Minton told the jury it is not their responsibility to act on emotion, but rather the lack of evidence in the case, particularly hard facts that she was intoxicated.
"I admit, it's easy to be angry at her," Minton said. “But, if it ain't out there, it ain't out there."
Nestande was arrested in the Capitol several hours after the accident, but a blood alcohol test was not performed. Defense attorney Sam Bassett says this is because the lead investigator saw no signs of previous intoxication or a hangover. He argued if Nestande was stumbling drunk at Clive Bar on Rainey Street the night before, as described by other witnesses, she wouldn’t have made it to the work on time at all.
Bassett also called on statements made by the defense’s accident reconstruction expert who testified even a sober person would have difficulty seeing a pedestrian on Exposition Boulevard that night.
“That is more than reasonable doubt," Bassett said. "That is not guilty."
The final words of the night came from Assistant District Attorney Allison Wetzel, who said it was confusing to her the defendant wanted to take responsibility for Griffin’s death, but was asking for a not guilty verdict.

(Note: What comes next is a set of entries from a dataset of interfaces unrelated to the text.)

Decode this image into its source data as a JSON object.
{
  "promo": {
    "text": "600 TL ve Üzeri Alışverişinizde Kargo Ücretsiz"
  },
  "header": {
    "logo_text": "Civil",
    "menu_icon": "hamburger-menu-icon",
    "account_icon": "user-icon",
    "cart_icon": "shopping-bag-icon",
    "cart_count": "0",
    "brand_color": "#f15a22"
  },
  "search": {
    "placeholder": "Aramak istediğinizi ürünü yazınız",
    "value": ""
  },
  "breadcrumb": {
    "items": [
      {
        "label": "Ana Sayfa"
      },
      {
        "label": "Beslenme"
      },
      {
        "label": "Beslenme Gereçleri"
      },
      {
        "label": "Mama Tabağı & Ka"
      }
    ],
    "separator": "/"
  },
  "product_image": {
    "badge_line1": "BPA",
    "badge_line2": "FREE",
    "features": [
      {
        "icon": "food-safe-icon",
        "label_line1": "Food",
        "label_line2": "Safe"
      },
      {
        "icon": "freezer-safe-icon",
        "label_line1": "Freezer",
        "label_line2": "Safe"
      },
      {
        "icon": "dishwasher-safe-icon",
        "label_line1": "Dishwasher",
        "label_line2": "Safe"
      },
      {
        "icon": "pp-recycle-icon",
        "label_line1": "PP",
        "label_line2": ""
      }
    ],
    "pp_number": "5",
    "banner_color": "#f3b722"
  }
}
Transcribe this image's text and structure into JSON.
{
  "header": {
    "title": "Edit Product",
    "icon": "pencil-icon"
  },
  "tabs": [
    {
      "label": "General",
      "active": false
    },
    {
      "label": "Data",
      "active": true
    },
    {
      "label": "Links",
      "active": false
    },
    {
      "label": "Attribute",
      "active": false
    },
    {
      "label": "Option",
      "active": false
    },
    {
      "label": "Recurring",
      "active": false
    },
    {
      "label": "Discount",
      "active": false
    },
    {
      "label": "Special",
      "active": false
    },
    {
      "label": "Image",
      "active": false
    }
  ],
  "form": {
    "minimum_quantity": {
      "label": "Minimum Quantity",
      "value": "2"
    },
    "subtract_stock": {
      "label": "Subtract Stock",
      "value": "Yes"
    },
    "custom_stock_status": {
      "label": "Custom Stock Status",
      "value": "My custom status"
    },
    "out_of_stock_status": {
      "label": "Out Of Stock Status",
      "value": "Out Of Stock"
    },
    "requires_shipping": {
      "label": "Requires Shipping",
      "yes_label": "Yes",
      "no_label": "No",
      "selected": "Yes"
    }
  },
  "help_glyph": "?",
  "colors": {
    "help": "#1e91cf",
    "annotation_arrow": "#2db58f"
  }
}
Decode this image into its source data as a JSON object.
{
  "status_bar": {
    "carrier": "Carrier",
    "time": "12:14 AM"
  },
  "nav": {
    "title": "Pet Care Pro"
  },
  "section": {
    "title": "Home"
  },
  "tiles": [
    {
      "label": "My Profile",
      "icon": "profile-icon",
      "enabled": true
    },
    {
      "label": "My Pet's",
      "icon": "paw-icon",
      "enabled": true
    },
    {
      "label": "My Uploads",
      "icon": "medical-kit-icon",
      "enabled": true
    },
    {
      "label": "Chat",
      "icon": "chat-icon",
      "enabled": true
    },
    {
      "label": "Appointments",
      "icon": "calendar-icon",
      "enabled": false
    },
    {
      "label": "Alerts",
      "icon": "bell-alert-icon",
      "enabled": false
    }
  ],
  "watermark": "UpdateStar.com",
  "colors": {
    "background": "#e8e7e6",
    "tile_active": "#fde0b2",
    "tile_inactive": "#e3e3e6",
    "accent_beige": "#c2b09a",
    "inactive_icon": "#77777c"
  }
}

She pointed to a call Nestande made from jail to her sister and mother which Wetzel says is an illustration of her “selfish, self-centered” personality.
On the call, Nestande says she “knew what happened,” and was “so scared she left.” She told her sister she was worried about having to spend the night in jail.
Wetzel said Nestande came from a “culture of entitlement,” where she believed she was invisible from consequences. Working in a fast-paced, glamorous job where drinks were often bought for them, she said it was a group that “worked hard, partied hard.”
It was that perceived invisibility Wetzel says that was fueling Nestande’s tears on the stand--she was crying because she was in this predicament, not because she felt sorrow for killing a human being.
“It is not normal to have drink after drink and get behind the wheel,” Wetzel said, “Courtney paid a price for that.”
When it came to Nestande’s changing account that she hit a deer on the morning of May 27, 2011, Wetzel said, “She did kill a dear, I agree with that. A dear friend, a dear sister and a dear daughter."
If a guilty verdict is reached on any charge, the jury will decide Nestande's sentence, not the judge. Nestande and her defense team chose to have the jury make set the punishment before trial started.
The jury deliberated until 10 p.m. Tuesday, and will reconvene at 9 a.m. Wednesday.